Leadership. Although many events these days reach out to national TOs on a help-for-hire basis, I feel more comfortable tapping into my organic network of Michigan TOs — people who can help me build a local volunteer pipeline for the event, can reach out to nearby Smashers for help with setups, can make site visits to the venue with me, and so on. Because of this, I need a strong partnership with a game’s local community to make it possible for me to host them at a big event. The Michigan Melee local leadership is as strong as ever, and there are so many people to thank for that, I couldn’t possibly list all the names. On the other hand, the Michigan PM local leadership is not where it needs to be in order for me to work with them on a large-scale tournament that meets my standard of quality. My search for a local TOing partner with the game has come up empty, and recent attempts to support PM at my events have resulted in few setups being brought while nobody gets held accountable. There is no Juggleguy of the Michigan PM scene, and I need there to be one before I entrust half the resources of a national tourney towards a game that I’m personally not as passionate about as Melee.

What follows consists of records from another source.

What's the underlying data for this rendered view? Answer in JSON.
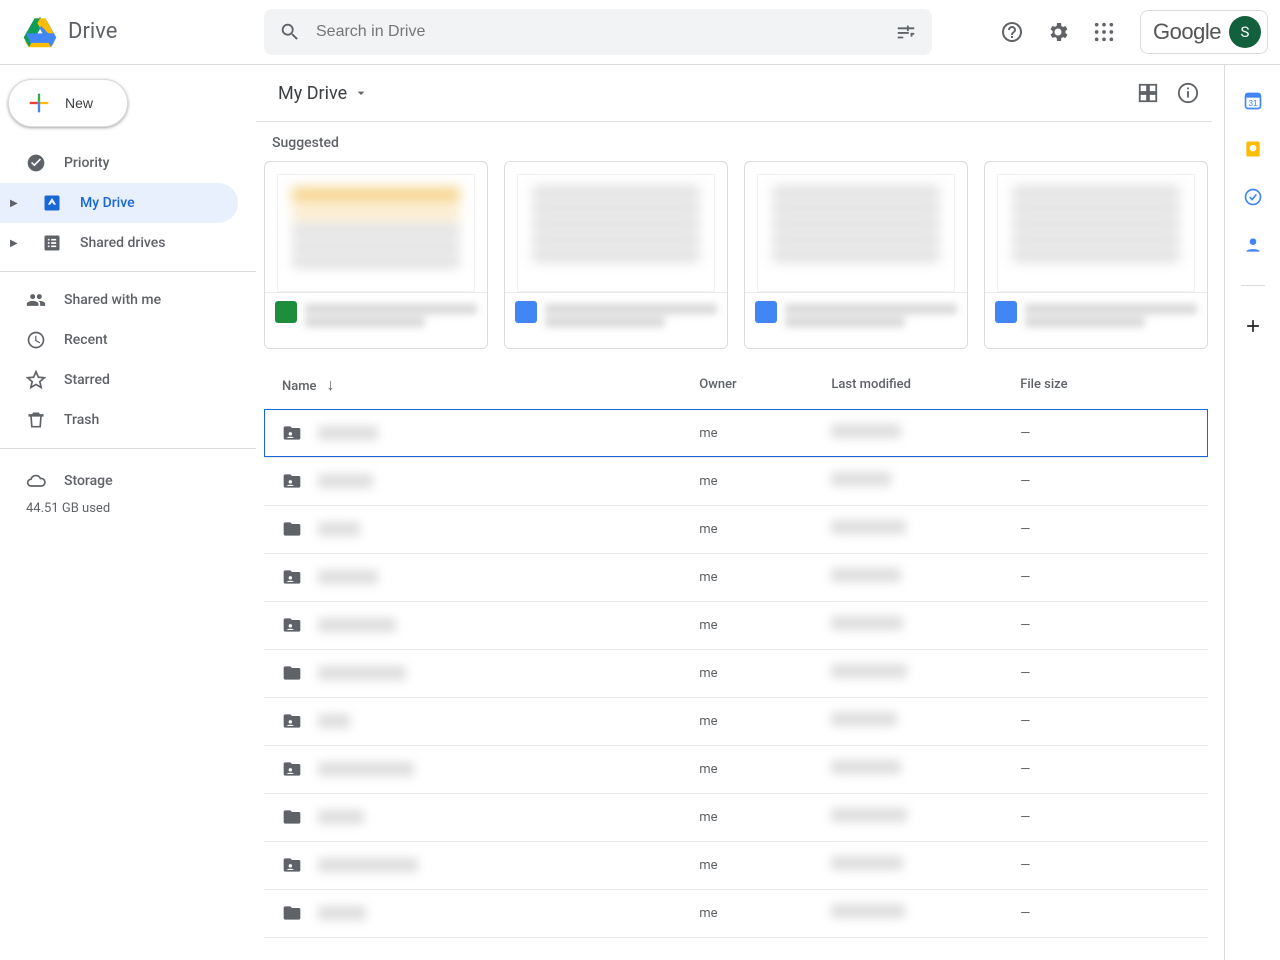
{
  "header": {
    "product": "Drive",
    "search_placeholder": "Search in Drive",
    "account_word": "Google",
    "avatar_initial": "S"
  },
  "sidebar": {
    "new_label": "New",
    "items": {
      "priority": "Priority",
      "my_drive": "My Drive",
      "shared_drives": "Shared drives",
      "shared_with_me": "Shared with me",
      "recent": "Recent",
      "starred": "Starred",
      "trash": "Trash"
    },
    "storage_label": "Storage",
    "storage_usage": "44.51 GB used"
  },
  "main": {
    "location": "My Drive",
    "suggested_label": "Suggested",
    "columns": {
      "name": "Name",
      "owner": "Owner",
      "modified": "Last modified",
      "size": "File size"
    },
    "owner_me": "me",
    "size_empty": "—",
    "rows": [
      {
        "shared": true,
        "selected": true,
        "name_w": 60,
        "mod_w": 70
      },
      {
        "shared": true,
        "selected": false,
        "name_w": 55,
        "mod_w": 60
      },
      {
        "shared": false,
        "selected": false,
        "name_w": 42,
        "mod_w": 75
      },
      {
        "shared": true,
        "selected": false,
        "name_w": 60,
        "mod_w": 70
      },
      {
        "shared": true,
        "selected": false,
        "name_w": 78,
        "mod_w": 72
      },
      {
        "shared": false,
        "selected": false,
        "name_w": 88,
        "mod_w": 76
      },
      {
        "shared": true,
        "selected": false,
        "name_w": 32,
        "mod_w": 66
      },
      {
        "shared": true,
        "selected": false,
        "name_w": 96,
        "mod_w": 70
      },
      {
        "shared": false,
        "selected": false,
        "name_w": 46,
        "mod_w": 76
      },
      {
        "shared": true,
        "selected": false,
        "name_w": 100,
        "mod_w": 72
      },
      {
        "shared": false,
        "selected": false,
        "name_w": 48,
        "mod_w": 74
      }
    ],
    "suggested_cards": [
      {
        "chip": "green"
      },
      {
        "chip": "blue"
      },
      {
        "chip": "blue"
      },
      {
        "chip": "blue"
      }
    ]
  }
}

This isn’t particularly anyone’s fault, but part of my TOing philosophy is that if I can’t do it well, I won’t do it at all. If the hunger, maturity, and motivation to partner with me for a big event doesn’t exist within the Michigan PM community, then I can’t feel confident in my ability to throw an amazing event for the scene.

A word of advice to fans of PM, or fans of any game looking to make a splash. When a big tournament offers you an international platform to be showcased on — whether it’s EVO, Big House, your local FGC behemoth, whatever — take that opportunity as a community leader and work hard to maintain it, don’t be complacent while sitting on the sidelines. Look at what the Melee community did with EVO 2013 a couple years ago. Sure, EVO isn’t a “Smash-centric” tourney by any stretch of the imagination, but that doesn’t mean you sit back and watch as a community leader. It means you rally to get the scene noticed on social media. It means you hustle every day until the deadline to produce as many registrations for your game as possible. It means you use your sphere of influence to get people to bring setups so the tourney can happen as scheduled. It means you go out of your way to make sure there are enough volunteers to help the tourney run smoothly. It means you do everything in your power to show the organizers that you should be back next time.

All things considered, I’m excited to welcome the Michigan Smash 4 scene to The Big House series for the first time. It has an existing foundation of local leadership in Michigan; I know which TOs to ask for help and I know they’ll be reliable. Its community has a hunger for the national spotlight; the local tourneys here have gotten bigger and bigger recently and those numbers have not been lost on me. And it makes a lot of sense logistically; the crossover entry with Melee is only about 20%, so more unique attendees come through per additional entrant which allows me to consolidate resources effectively. At the end of the day, I make these blog posts because I want to explain my thought process, not because I owe an explanation to anyone. I don’t plan on addressing the game lineup any further moving forward. The most important thing to understand is this decision gives me the necessary peace of mind such that resources can be better focused on providing the greatest possible tourney experience for attendees. You can trust The Big House to maintain its standard of excellence hosting Melee and Smash 4 under the same roof without diluting the quality of either event, and I look forward to the challenge of fulfilling this promise. Keep your eyes peeled for updates soon, and see you in October.

Robin Harn